**Task brief:**
Looking at the listing below, give the number of lines in which the string "لوازم" appears, and add nothing else.

**Data for analysis:**

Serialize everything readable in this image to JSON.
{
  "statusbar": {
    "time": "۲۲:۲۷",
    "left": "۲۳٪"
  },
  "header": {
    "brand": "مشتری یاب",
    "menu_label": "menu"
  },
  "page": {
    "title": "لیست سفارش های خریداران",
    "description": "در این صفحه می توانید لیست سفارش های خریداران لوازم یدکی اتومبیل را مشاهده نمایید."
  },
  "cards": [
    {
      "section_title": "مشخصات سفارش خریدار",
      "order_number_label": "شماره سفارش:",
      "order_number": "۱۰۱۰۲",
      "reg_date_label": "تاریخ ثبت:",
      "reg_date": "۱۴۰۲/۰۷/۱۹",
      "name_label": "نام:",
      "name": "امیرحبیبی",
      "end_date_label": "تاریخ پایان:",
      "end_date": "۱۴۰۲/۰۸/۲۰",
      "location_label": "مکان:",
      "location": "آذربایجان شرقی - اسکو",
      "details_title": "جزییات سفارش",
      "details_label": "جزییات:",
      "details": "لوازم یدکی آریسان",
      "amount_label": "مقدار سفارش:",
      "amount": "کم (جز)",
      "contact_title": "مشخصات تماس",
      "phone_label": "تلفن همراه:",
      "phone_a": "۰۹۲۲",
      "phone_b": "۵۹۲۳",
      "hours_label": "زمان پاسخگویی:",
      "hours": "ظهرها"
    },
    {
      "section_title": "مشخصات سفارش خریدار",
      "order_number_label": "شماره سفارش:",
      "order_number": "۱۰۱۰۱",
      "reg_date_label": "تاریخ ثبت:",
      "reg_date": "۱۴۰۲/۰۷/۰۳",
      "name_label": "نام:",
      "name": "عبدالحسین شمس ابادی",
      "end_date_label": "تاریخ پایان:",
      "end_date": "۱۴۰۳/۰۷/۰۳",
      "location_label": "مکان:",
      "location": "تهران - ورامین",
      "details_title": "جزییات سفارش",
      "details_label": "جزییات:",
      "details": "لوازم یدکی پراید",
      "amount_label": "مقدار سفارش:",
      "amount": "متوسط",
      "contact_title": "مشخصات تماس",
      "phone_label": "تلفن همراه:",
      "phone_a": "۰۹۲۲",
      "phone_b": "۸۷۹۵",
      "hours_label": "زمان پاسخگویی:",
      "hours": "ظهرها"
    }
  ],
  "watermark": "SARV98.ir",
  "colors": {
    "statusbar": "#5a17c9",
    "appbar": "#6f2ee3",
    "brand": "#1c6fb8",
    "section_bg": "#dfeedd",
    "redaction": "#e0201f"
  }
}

**Expected output:**
3